B & W claims that the same amount of intense acoustic engineering that they use in their speaker manufacturing went into the P5 so that you can listen to them for long periods of time without suffering listener fatigue.  After a few of my own extended listening sessions, it’s clear that they have achieved their goals. There are no screaming high frequencies, shouting midrange or bloated bass here. What you will find is a finely engineered set of transducers that faithfully produce music in a very neutral and linear fashion. Hmmm, kind of like B & W speakers. Great sound can be compromised without a comfortable fit, and the P5 hits the mark again. The soft leather head band and ear pieces are light and fit tightly, and they provide good but not complete isolation without any undue pressure.

My evaluation began with the Musical Fidelity X-Can V8 headphone amp, evaluating both uncompressed music stored on my hard drive as well as CD’s played via my computer’s optical drive. What is immediately obvious is that the P5s present a spacious concert hall right in the middle of your head. Listening to the latest from Moe, Smash Hits, Volume One, the vocals were natural and lacking any kind of artificial push. Guitars were well-rendered and the overtones preserved, while the bass drum and guitar had the requisite “thwack” with no overhang, a characteristic of good speakers but not many sets of headphones.

As I ran through dozens of pieces from all genres, I was struck by just how non-fatiguing the sound really was. For those of you accustomed only to ear bud-type phones, you will probably be in for a shock at how great your music can sound, even from an iPod. It’s not small, tiny and tinny. It’s really meaty, beaty big and bouncy, to borrow a phrase from the Who. Classical-music fans will be happy that the string tone on the P5s has a lot of body and never becomes shrill.

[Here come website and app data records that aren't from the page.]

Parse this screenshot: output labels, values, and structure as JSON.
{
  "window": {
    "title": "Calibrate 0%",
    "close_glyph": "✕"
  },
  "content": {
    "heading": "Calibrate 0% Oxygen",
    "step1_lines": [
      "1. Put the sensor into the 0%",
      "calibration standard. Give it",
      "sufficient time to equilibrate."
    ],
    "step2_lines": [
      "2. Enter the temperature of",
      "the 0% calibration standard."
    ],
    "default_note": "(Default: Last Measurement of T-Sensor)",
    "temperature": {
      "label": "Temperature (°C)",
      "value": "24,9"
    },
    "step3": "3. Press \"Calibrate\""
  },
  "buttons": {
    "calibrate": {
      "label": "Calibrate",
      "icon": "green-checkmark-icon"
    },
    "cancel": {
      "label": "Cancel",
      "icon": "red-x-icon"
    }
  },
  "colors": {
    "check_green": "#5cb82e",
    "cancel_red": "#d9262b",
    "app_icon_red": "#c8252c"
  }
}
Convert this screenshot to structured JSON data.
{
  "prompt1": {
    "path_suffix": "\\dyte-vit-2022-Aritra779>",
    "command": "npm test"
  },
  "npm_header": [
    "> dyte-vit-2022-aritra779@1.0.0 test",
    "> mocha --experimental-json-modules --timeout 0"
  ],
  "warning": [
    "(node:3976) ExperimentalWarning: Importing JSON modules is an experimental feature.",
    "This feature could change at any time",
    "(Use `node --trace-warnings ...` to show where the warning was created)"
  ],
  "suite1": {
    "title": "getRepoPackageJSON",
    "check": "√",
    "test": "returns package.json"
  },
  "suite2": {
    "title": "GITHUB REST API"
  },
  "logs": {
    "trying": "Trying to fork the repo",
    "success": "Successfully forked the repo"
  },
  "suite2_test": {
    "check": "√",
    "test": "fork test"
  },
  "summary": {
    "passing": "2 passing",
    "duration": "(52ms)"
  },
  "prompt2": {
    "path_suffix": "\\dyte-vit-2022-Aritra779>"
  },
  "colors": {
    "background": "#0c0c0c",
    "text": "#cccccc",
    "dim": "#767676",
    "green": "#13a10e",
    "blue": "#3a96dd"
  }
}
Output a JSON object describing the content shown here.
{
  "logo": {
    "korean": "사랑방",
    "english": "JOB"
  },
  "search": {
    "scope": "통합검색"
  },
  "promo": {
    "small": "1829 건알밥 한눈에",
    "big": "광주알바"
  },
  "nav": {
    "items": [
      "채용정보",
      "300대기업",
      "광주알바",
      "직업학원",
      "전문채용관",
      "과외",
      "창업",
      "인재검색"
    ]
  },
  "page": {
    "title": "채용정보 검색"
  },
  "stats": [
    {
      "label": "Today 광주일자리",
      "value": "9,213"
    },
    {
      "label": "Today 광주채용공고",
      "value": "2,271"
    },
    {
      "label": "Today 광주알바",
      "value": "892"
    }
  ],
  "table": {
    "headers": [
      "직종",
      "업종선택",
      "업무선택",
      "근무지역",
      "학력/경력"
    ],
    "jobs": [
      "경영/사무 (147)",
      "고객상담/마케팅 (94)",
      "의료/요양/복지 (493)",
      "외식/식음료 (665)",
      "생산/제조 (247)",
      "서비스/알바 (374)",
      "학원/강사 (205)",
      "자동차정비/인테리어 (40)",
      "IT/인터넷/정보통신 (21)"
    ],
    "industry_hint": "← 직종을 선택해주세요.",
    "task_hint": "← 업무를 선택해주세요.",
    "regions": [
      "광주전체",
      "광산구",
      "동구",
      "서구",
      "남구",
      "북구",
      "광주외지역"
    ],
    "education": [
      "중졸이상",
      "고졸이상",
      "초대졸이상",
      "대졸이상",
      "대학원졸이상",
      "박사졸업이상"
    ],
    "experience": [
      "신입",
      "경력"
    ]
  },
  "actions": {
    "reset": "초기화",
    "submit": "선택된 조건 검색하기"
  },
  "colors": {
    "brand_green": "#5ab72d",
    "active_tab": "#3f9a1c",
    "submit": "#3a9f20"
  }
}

Next I moved to my iPod Classic, using a mixture of .wav and lossless files.  Considering that this is still the audiophile approach, I sampled the P5 with MP3 files toward the end of my listening sessions to see if these phones made sense as an upgrade for the average listener.  No matter what type of music I tried, the P5s came through with great results. The reggae bass line on “Chop ‘Em Down” from Matisyahu’s Live At Stubbs was forceful and full sounding but well-controlled, while they also conveyed a good sense of space in the club.  Moving on to “Miami Gato” from Medeski, Martin & Woods’ End Of World Party, the propulsive nature of Billy Martin’s drumming was captured faithfully and keeps the feet moving.  Finally, the skull ripping “Come On” from Stanley Clarke’s The Toys Of Men was served up with full impact by the P5s.

As a final test, I tried a few low-res tracks that were downloaded from iTunes. First up was “Don’t You Forget About Me” by New Found Glory, where I expected the vocals to sound really compressed; surprisingly, they weren’t. Next, the upbeat “Lump” by The Presidents Of The United States Of America sounded pretty dynamic where usually it would sound squashed with typical ear bud-type headphones.  It’s a tribute to the engineering behind the P5s that MP3s sounded entirely tolerable albeit not nearly as good as uncompressed music.  Regardless of your level of audio-equipment enthusiasm, the P5s are a worthwhile upgrade even for the MP3/iPod user.

The P5s have no negatives and a lot of positives: stylish looks, comfortable fit, good isolation and most of all, superb sound quality.  The B &W engineers have done a brilliant job on their entry into the highly competitive headphone world. Whether you are in the market for a reasonably compact set of headphones as a welcome relief to ear-bud fatigue or are simply looking for a great pair of headphones for home audio use, look no further that the P5s.  –Richard Colburn

B&W P5 Headphones

MSRP: $299.95

http://www.bowers-wilkins.com/